PrologueBack to table of contents
Challenges for International Scientific Partnerships (CISP) is an American Academy initiative to identify the benefits of international scientific collaboration and recommend actions to be taken to address the most pressing challenges facing these partnerships. Funded by the Alfred P. Sloan, William and Flora Hewlett, and Gordon and Betty Moore Foundations, CISP makes policy recommendations and seeks to identify best practices to mitigate challenges for international science collaborations in all disciplines, including physical facilities, distributed networks, and peer-to-peer partnerships. The project, cochaired by Arthur Bienenstock (Stanford University) and Peter Michelson (Stanford University), includes three primary components, of which this report is the first.

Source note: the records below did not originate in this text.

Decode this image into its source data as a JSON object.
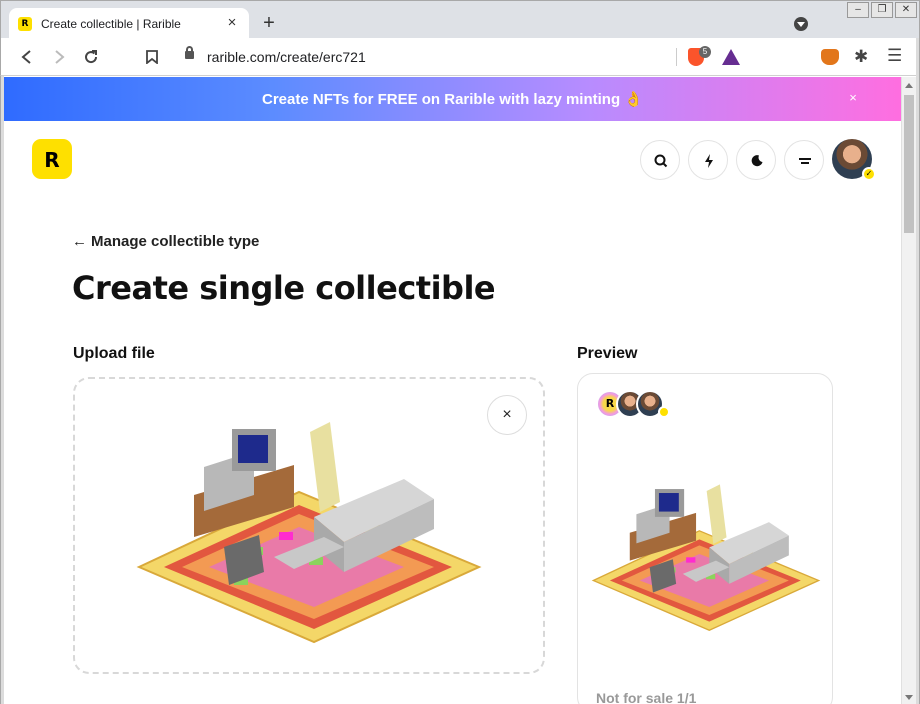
{
  "browser": {
    "tab_title": "Create collectible | Rarible",
    "tab_favicon_letter": "R",
    "url": "rarible.com/create/erc721",
    "brave_shield_count": "5",
    "icons": [
      "back-icon",
      "forward-icon",
      "reload-icon",
      "bookmark-icon",
      "lock-icon",
      "brave-shield-icon",
      "bat-rewards-icon",
      "metamask-icon",
      "extensions-icon",
      "menu-icon"
    ]
  },
  "banner": {
    "text": "Create NFTs for FREE on Rarible with lazy minting 👌",
    "close": "×",
    "colors": [
      "#2f6bff",
      "#b78cff",
      "#ff6ee0"
    ]
  },
  "header": {
    "logo_letter": "R",
    "logo_color": "#fee000",
    "buttons": [
      "search-icon",
      "lightning-icon",
      "moon-icon",
      "menu-lines-icon"
    ],
    "verified_mark": "✓"
  },
  "page": {
    "back_link": "Manage collectible type",
    "title": "Create single collectible",
    "upload_label": "Upload file",
    "preview_label": "Preview",
    "remove_file": "×",
    "preview_status": "Not for sale  1/1"
  }
}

The Large-Scale Science (LSS) working group approaches international collaborations through the lens of issues particular to large-scale science, and not peer-to-peer or small-scale international work. This group explores how the United States can enhance its role in these partnerships, both in physical facilities (like the European Organization for Nuclear Research) and distributed networks (like the Human Cell Atlas). The group is focusing on recommendations that will bolster U.S. ability to partake in large-scale collaboration efforts as meaningful and engaged partners. The LSS working group is cochaired by Arthur Bienenstock and Peter Michelson.

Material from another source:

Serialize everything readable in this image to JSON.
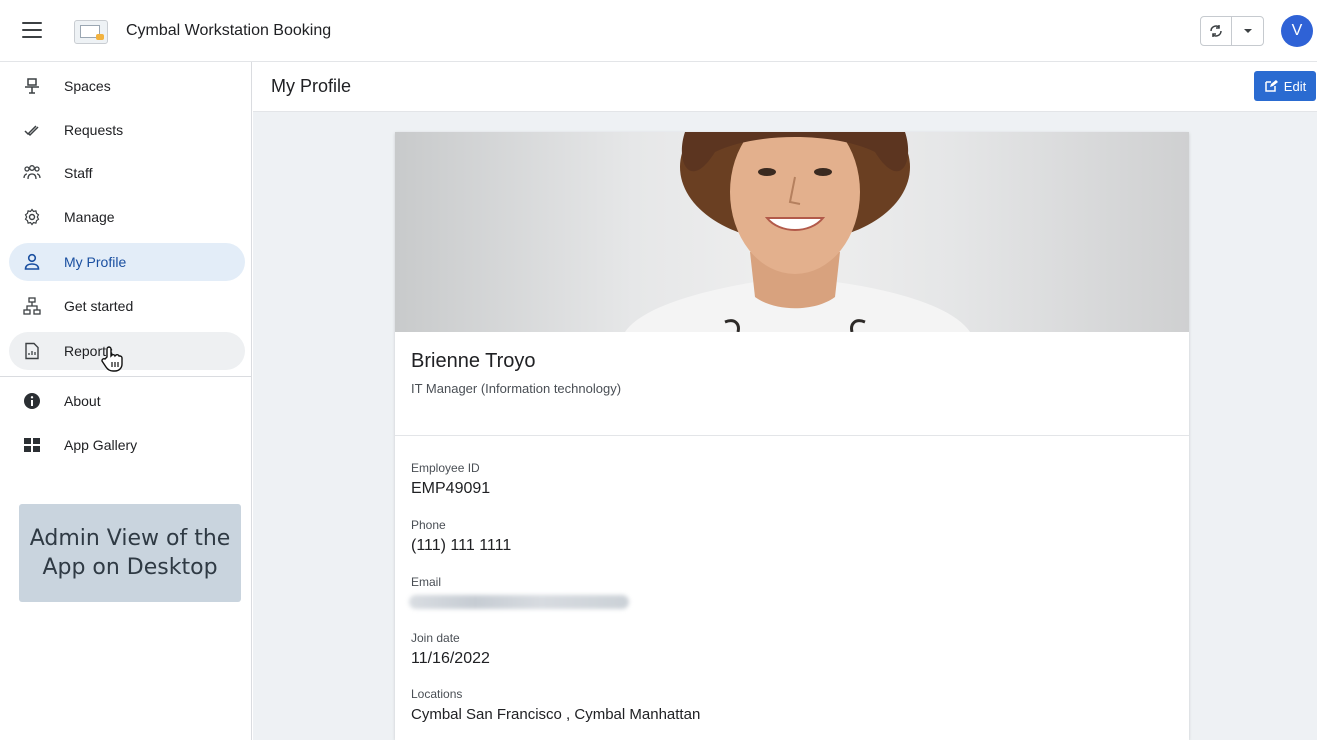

The Emerging Science Partners (ESP) working group explores issues particular to U.S. scientific collaborations, at all scales, with countries seeking to boost their scientific capacity, particularly those with limited resources to do so. This working group discusses the importance of these collaborations to the United States and how the United States can be a better partner with emerging science partner countries, including efforts to increase equity in these collaborations. The ESP working group is cochaired by Olufunmilayo Olopade (University of Chicago) and Shirley Malcom (American Association for the Advancement of Science).
This report, America and the International Future of Science, bridges these two working groups to identify and describe the value of international scientific collaboration. Both working groups will publish their own more targeted reports with associated recommendations and examples of best practices in early 2021.